- **Activity**:
Among the entries that follow, tally the lines with the string "Parkplatz". Give no more than the number.

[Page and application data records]
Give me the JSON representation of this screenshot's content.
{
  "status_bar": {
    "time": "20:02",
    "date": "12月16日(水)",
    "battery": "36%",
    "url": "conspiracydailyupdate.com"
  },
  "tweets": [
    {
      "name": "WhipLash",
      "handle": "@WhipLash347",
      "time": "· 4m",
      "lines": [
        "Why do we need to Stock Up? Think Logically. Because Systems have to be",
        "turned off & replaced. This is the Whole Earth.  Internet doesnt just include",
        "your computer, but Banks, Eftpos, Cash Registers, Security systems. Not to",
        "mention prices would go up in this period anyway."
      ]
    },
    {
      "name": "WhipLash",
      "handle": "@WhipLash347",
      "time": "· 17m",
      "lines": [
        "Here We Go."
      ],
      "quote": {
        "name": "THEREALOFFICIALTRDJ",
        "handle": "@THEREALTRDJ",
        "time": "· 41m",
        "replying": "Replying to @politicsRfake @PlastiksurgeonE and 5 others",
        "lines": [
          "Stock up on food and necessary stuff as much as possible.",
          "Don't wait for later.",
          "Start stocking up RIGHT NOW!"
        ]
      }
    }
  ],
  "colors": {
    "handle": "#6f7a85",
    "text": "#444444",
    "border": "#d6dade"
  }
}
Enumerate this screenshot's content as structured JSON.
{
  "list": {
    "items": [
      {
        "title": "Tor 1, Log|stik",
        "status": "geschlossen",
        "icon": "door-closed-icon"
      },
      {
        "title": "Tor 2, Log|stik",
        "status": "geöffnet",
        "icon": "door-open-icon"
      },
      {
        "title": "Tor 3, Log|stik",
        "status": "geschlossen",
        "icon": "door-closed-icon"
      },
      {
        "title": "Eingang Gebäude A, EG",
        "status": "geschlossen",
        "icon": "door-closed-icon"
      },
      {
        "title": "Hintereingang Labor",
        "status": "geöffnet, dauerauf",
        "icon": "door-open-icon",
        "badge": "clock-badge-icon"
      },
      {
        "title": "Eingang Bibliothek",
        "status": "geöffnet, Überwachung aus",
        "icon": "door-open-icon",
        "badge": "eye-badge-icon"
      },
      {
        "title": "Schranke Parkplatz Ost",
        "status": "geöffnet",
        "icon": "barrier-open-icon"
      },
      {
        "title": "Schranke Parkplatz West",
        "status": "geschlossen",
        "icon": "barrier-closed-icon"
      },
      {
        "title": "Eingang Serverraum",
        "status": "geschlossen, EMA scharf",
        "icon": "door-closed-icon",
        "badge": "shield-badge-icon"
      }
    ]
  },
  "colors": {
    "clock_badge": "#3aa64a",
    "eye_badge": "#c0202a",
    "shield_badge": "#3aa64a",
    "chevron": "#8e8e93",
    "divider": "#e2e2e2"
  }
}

- **Reply to the exercise**:
2